Data records.
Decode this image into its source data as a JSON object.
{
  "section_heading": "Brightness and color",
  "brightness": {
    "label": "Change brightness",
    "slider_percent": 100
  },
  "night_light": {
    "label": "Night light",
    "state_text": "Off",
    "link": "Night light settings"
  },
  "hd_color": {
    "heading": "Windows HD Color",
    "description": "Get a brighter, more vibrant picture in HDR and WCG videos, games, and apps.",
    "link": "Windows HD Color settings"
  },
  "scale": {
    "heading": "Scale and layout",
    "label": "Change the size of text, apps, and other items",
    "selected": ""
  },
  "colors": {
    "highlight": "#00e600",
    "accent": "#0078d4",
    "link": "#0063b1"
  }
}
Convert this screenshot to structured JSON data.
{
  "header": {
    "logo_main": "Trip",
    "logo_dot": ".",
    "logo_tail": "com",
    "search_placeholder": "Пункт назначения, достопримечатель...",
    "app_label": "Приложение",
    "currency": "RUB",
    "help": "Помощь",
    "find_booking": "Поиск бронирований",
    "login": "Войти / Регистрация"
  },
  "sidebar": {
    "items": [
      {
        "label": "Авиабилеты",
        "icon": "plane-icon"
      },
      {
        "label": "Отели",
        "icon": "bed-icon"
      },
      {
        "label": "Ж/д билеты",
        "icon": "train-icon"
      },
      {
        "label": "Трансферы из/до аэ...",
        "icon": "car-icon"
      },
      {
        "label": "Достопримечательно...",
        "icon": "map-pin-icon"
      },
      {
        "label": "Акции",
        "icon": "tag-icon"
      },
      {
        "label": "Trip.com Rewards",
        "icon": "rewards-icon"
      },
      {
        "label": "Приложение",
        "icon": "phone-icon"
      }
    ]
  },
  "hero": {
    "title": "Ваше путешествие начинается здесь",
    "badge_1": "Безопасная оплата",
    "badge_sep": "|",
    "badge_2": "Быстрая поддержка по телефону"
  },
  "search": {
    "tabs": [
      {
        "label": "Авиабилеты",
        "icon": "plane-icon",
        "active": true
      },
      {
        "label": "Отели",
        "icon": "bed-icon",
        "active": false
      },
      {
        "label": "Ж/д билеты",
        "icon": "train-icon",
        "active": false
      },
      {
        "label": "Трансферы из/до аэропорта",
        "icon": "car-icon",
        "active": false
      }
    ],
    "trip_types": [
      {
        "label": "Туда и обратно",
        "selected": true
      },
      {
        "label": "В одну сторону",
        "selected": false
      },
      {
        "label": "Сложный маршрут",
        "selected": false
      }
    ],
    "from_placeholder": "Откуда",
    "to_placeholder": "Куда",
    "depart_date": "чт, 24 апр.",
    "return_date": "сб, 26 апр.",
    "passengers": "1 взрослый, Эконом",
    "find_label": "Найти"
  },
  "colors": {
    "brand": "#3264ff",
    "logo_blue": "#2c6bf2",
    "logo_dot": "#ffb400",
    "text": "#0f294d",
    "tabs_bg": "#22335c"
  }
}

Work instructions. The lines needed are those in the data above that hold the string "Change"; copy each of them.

Task solution.
    "label": "Change brightness",
    "label": "Change the size of text, apps, and other items",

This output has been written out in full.